Data extracted from a collection
*** Begin section ***

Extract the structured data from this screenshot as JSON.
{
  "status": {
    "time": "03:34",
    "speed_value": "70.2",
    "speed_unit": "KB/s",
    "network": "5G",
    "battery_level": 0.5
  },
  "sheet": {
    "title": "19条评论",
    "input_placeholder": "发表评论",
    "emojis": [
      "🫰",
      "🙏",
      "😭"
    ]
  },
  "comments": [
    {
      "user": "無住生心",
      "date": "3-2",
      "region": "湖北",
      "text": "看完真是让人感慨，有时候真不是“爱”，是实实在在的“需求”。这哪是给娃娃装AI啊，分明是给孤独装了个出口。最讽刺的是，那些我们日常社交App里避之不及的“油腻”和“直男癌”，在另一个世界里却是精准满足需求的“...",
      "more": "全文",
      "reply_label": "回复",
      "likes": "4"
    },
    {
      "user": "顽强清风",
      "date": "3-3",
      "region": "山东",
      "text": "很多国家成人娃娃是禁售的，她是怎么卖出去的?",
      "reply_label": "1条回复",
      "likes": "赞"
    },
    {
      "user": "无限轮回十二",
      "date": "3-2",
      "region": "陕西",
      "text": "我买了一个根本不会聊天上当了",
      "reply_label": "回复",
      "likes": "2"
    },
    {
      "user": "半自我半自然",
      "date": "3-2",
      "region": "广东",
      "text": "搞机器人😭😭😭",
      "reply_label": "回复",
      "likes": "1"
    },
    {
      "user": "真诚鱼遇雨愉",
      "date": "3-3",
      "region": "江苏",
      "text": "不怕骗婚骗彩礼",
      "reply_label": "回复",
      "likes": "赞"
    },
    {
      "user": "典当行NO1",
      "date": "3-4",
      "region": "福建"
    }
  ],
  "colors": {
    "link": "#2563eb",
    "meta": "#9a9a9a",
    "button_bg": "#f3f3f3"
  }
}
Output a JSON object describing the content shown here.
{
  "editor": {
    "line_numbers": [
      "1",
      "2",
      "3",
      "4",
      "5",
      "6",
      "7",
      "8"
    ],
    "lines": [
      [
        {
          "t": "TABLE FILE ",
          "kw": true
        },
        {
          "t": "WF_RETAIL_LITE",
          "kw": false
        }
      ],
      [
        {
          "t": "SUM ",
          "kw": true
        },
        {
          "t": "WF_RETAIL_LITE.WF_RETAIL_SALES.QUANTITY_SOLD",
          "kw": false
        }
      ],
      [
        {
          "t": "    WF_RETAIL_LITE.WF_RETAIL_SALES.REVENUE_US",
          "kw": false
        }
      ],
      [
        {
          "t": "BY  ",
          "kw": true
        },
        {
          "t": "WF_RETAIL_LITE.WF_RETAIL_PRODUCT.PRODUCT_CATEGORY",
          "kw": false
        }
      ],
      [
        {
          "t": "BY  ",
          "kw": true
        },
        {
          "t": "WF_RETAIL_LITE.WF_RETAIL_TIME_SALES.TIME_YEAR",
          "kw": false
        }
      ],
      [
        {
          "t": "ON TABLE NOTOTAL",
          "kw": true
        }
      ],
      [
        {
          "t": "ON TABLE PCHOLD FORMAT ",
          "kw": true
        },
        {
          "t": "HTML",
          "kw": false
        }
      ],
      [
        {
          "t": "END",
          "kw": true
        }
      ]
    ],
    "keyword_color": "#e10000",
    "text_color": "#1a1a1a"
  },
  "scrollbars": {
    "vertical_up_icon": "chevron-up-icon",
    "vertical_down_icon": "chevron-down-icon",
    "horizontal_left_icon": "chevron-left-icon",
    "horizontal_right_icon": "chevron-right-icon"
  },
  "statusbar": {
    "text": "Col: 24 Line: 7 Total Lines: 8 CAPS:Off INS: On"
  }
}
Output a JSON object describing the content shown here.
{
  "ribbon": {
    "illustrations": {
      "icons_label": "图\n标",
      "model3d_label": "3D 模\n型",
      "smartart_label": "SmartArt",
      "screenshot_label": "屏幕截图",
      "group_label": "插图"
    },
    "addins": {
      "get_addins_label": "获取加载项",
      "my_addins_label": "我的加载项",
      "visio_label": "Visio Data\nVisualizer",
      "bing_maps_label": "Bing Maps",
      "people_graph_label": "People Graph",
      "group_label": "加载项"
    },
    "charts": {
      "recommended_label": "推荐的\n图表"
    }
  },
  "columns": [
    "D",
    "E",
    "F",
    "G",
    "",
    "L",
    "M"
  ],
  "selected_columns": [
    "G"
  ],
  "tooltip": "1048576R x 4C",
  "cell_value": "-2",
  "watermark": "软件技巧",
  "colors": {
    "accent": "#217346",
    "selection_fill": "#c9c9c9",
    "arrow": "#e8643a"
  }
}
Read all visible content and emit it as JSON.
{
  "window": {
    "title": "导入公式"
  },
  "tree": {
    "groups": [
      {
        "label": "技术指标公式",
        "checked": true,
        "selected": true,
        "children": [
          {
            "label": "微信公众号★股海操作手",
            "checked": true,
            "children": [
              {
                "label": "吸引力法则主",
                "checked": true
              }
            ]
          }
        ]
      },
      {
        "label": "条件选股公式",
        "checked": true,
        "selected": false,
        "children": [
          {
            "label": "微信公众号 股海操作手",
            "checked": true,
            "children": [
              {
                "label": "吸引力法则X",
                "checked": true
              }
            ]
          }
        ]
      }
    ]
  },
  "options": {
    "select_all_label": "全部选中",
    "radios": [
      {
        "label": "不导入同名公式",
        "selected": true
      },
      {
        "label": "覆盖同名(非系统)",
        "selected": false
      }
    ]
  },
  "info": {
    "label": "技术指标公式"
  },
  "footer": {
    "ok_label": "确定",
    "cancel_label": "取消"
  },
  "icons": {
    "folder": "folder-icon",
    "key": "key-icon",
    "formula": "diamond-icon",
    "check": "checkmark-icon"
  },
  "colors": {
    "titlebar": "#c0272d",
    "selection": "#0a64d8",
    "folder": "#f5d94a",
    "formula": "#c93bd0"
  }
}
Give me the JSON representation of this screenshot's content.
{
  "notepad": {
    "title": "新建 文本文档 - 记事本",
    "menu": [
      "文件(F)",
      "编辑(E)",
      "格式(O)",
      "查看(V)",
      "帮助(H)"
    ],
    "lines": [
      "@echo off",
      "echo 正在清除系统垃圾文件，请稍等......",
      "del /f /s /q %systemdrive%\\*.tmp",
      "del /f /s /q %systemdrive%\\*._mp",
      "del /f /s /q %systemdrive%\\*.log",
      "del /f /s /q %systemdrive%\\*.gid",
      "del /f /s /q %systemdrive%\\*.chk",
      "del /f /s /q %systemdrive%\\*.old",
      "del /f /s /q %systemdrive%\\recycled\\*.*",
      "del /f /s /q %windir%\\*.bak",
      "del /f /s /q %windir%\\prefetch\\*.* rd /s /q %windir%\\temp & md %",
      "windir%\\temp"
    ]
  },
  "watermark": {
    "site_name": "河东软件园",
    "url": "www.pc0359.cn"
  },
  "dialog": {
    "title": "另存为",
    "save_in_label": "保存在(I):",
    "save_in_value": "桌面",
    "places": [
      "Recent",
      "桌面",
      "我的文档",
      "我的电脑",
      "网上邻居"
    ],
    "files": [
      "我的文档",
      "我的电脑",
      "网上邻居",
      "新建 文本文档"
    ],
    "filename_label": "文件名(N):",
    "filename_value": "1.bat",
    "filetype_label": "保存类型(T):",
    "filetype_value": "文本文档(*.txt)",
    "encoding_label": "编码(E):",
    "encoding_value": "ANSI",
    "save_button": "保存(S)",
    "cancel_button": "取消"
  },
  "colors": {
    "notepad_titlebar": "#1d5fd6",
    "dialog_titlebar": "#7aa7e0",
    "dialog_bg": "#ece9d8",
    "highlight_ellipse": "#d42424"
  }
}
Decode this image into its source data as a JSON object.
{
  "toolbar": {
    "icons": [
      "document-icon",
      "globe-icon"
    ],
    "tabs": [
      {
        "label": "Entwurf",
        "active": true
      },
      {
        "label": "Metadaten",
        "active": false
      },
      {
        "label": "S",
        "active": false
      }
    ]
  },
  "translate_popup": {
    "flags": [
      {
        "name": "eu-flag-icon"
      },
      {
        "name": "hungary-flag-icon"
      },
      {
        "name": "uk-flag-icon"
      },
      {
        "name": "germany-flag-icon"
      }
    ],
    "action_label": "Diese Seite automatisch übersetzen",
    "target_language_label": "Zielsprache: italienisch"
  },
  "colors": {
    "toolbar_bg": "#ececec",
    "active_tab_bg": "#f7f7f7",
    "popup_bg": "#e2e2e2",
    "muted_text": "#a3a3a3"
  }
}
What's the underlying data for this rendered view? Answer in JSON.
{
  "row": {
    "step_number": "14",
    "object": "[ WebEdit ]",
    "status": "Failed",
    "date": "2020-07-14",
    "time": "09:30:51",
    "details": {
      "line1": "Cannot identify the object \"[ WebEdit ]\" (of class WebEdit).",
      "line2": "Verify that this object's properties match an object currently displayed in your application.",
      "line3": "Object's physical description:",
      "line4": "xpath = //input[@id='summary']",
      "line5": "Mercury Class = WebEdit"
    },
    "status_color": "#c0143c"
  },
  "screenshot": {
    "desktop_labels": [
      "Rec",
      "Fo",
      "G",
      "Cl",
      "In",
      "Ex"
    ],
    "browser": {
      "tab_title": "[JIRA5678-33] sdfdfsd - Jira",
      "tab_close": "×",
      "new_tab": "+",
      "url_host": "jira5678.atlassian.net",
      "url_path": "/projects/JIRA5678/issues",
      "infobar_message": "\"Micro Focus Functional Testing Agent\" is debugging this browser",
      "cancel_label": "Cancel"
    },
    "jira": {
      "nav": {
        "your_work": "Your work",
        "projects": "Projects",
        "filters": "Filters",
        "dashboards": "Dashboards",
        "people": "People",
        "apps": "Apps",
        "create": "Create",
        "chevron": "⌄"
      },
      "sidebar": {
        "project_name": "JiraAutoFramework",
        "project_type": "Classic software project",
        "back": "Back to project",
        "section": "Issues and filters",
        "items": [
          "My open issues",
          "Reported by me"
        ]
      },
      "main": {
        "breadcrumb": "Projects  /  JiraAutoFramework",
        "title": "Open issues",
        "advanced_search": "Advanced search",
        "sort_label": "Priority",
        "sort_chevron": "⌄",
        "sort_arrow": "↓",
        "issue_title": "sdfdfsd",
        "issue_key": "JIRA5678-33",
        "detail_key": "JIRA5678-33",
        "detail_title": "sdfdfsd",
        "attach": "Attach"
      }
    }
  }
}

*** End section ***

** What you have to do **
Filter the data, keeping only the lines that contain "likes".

** Answer section **
      "likes": "4"
      "likes": "赞"
      "likes": "2"
      "likes": "1"
      "likes": "赞"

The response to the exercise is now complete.